# EXERCISE INSTRUCTIONS:
Please return each record exactly as it stands.

□ □ □ □ □

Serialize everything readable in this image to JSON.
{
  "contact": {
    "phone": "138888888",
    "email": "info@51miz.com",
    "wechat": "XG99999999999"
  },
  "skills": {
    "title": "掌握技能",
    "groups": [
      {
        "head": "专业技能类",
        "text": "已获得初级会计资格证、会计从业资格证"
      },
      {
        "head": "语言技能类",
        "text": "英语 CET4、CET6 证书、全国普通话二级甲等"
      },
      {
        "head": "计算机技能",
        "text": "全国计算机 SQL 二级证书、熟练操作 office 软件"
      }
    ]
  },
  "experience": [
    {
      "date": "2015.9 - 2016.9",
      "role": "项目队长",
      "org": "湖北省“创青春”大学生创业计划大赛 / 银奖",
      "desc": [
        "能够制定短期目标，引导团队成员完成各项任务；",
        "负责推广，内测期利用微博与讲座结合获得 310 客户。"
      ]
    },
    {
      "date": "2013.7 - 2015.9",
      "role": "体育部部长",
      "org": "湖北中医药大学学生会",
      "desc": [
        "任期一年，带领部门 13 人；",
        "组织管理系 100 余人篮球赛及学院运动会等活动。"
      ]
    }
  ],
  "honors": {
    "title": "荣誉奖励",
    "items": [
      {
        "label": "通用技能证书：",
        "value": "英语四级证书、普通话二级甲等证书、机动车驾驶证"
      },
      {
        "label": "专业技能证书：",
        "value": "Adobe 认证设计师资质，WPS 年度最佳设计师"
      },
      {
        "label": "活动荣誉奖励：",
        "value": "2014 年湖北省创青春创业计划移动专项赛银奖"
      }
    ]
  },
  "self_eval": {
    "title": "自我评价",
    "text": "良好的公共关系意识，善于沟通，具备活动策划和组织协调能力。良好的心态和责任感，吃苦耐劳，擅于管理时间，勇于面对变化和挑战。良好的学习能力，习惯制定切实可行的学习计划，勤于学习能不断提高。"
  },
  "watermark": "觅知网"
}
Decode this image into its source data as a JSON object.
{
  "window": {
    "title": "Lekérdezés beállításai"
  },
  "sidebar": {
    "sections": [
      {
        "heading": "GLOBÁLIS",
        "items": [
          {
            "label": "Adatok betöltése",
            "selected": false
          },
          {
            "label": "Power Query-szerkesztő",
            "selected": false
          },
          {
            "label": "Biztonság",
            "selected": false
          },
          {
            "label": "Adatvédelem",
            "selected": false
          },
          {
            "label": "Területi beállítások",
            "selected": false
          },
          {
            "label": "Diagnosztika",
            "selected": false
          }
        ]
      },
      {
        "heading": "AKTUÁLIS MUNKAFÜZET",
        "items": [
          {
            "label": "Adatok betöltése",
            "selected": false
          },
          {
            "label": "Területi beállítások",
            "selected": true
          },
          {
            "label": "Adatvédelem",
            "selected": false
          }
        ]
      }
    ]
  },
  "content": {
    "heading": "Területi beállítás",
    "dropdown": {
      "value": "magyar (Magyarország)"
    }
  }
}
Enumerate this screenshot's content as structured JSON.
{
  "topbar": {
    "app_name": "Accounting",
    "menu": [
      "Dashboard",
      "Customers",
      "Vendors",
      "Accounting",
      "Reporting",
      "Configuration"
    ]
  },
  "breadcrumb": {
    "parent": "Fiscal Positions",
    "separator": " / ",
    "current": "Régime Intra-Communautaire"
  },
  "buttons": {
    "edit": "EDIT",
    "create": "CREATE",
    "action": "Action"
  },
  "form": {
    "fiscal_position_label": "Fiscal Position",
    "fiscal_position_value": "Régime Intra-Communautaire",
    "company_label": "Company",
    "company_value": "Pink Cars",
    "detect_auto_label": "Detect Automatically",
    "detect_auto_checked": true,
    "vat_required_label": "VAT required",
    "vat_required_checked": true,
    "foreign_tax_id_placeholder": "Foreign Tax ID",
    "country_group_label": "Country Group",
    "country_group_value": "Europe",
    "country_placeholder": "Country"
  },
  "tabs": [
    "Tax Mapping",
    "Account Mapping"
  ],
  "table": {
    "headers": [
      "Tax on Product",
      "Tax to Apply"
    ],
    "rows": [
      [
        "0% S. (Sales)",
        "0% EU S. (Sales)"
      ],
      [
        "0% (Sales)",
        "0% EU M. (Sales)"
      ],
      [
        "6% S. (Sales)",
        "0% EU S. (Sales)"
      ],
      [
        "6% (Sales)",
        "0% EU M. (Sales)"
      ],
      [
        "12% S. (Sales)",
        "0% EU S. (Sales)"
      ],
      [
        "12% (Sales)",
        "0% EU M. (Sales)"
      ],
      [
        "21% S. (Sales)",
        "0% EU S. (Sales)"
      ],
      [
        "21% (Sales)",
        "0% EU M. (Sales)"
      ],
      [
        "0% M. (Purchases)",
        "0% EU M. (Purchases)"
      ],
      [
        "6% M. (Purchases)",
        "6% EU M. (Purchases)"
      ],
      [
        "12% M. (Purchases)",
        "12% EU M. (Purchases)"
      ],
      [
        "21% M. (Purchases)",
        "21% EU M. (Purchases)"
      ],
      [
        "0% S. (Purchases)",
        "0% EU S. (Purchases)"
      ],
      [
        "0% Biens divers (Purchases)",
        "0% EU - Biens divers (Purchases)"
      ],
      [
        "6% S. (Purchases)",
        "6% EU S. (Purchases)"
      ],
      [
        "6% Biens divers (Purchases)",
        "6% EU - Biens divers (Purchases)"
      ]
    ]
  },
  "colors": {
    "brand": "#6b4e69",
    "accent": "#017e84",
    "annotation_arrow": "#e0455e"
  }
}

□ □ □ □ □

# ANSWER BELOW:
Serialize everything readable in this image to JSON.
{
  "contact": {
    "phone": "138888888",
    "email": "info@51miz.com",
    "wechat": "XG99999999999"
  },
  "skills": {
    "title": "掌握技能",
    "groups": [
      {
        "head": "专业技能类",
        "text": "已获得初级会计资格证、会计从业资格证"
      },
      {
        "head": "语言技能类",
        "text": "英语 CET4、CET6 证书、全国普通话二级甲等"
      },
      {
        "head": "计算机技能",
        "text": "全国计算机 SQL 二级证书、熟练操作 office 软件"
      }
    ]
  },
  "experience": [
    {
      "date": "2015.9 - 2016.9",
      "role": "项目队长",
      "org": "湖北省“创青春”大学生创业计划大赛 / 银奖",
      "desc": [
        "能够制定短期目标，引导团队成员完成各项任务；",
        "负责推广，内测期利用微博与讲座结合获得 310 客户。"
      ]
    },
    {
      "date": "2013.7 - 2015.9",
      "role": "体育部部长",
      "org": "湖北中医药大学学生会",
      "desc": [
        "任期一年，带领部门 13 人；",
        "组织管理系 100 余人篮球赛及学院运动会等活动。"
      ]
    }
  ],
  "honors": {
    "title": "荣誉奖励",
    "items": [
      {
        "label": "通用技能证书：",
        "value": "英语四级证书、普通话二级甲等证书、机动车驾驶证"
      },
      {
        "label": "专业技能证书：",
        "value": "Adobe 认证设计师资质，WPS 年度最佳设计师"
      },
      {
        "label": "活动荣誉奖励：",
        "value": "2014 年湖北省创青春创业计划移动专项赛银奖"
      }
    ]
  },
  "self_eval": {
    "title": "自我评价",
    "text": "良好的公共关系意识，善于沟通，具备活动策划和组织协调能力。良好的心态和责任感，吃苦耐劳，擅于管理时间，勇于面对变化和挑战。良好的学习能力，习惯制定切实可行的学习计划，勤于学习能不断提高。"
  },
  "watermark": "觅知网"
}
Decode this image into its source data as a JSON object.
{
  "window": {
    "title": "Lekérdezés beállításai"
  },
  "sidebar": {
    "sections": [
      {
        "heading": "GLOBÁLIS",
        "items": [
          {
            "label": "Adatok betöltése",
            "selected": false
          },
          {
            "label": "Power Query-szerkesztő",
            "selected": false
          },
          {
            "label": "Biztonság",
            "selected": false
          },
          {
            "label": "Adatvédelem",
            "selected": false
          },
          {
            "label": "Területi beállítások",
            "selected": false
          },
          {
            "label": "Diagnosztika",
            "selected": false
          }
        ]
      },
      {
        "heading": "AKTUÁLIS MUNKAFÜZET",
        "items": [
          {
            "label": "Adatok betöltése",
            "selected": false
          },
          {
            "label": "Területi beállítások",
            "selected": true
          },
          {
            "label": "Adatvédelem",
            "selected": false
          }
        ]
      }
    ]
  },
  "content": {
    "heading": "Területi beállítás",
    "dropdown": {
      "value": "magyar (Magyarország)"
    }
  }
}
Enumerate this screenshot's content as structured JSON.
{
  "topbar": {
    "app_name": "Accounting",
    "menu": [
      "Dashboard",
      "Customers",
      "Vendors",
      "Accounting",
      "Reporting",
      "Configuration"
    ]
  },
  "breadcrumb": {
    "parent": "Fiscal Positions",
    "separator": " / ",
    "current": "Régime Intra-Communautaire"
  },
  "buttons": {
    "edit": "EDIT",
    "create": "CREATE",
    "action": "Action"
  },
  "form": {
    "fiscal_position_label": "Fiscal Position",
    "fiscal_position_value": "Régime Intra-Communautaire",
    "company_label": "Company",
    "company_value": "Pink Cars",
    "detect_auto_label": "Detect Automatically",
    "detect_auto_checked": true,
    "vat_required_label": "VAT required",
    "vat_required_checked": true,
    "foreign_tax_id_placeholder": "Foreign Tax ID",
    "country_group_label": "Country Group",
    "country_group_value": "Europe",
    "country_placeholder": "Country"
  },
  "tabs": [
    "Tax Mapping",
    "Account Mapping"
  ],
  "table": {
    "headers": [
      "Tax on Product",
      "Tax to Apply"
    ],
    "rows": [
      [
        "0% S. (Sales)",
        "0% EU S. (Sales)"
      ],
      [
        "0% (Sales)",
        "0% EU M. (Sales)"
      ],
      [
        "6% S. (Sales)",
        "0% EU S. (Sales)"
      ],
      [
        "6% (Sales)",
        "0% EU M. (Sales)"
      ],
      [
        "12% S. (Sales)",
        "0% EU S. (Sales)"
      ],
      [
        "12% (Sales)",
        "0% EU M. (Sales)"
      ],
      [
        "21% S. (Sales)",
        "0% EU S. (Sales)"
      ],
      [
        "21% (Sales)",
        "0% EU M. (Sales)"
      ],
      [
        "0% M. (Purchases)",
        "0% EU M. (Purchases)"
      ],
      [
        "6% M. (Purchases)",
        "6% EU M. (Purchases)"
      ],
      [
        "12% M. (Purchases)",
        "12% EU M. (Purchases)"
      ],
      [
        "21% M. (Purchases)",
        "21% EU M. (Purchases)"
      ],
      [
        "0% S. (Purchases)",
        "0% EU S. (Purchases)"
      ],
      [
        "0% Biens divers (Purchases)",
        "0% EU - Biens divers (Purchases)"
      ],
      [
        "6% S. (Purchases)",
        "6% EU S. (Purchases)"
      ],
      [
        "6% Biens divers (Purchases)",
        "6% EU - Biens divers (Purchases)"
      ]
    ]
  },
  "colors": {
    "brand": "#6b4e69",
    "accent": "#017e84",
    "annotation_arrow": "#e0455e"
  }
}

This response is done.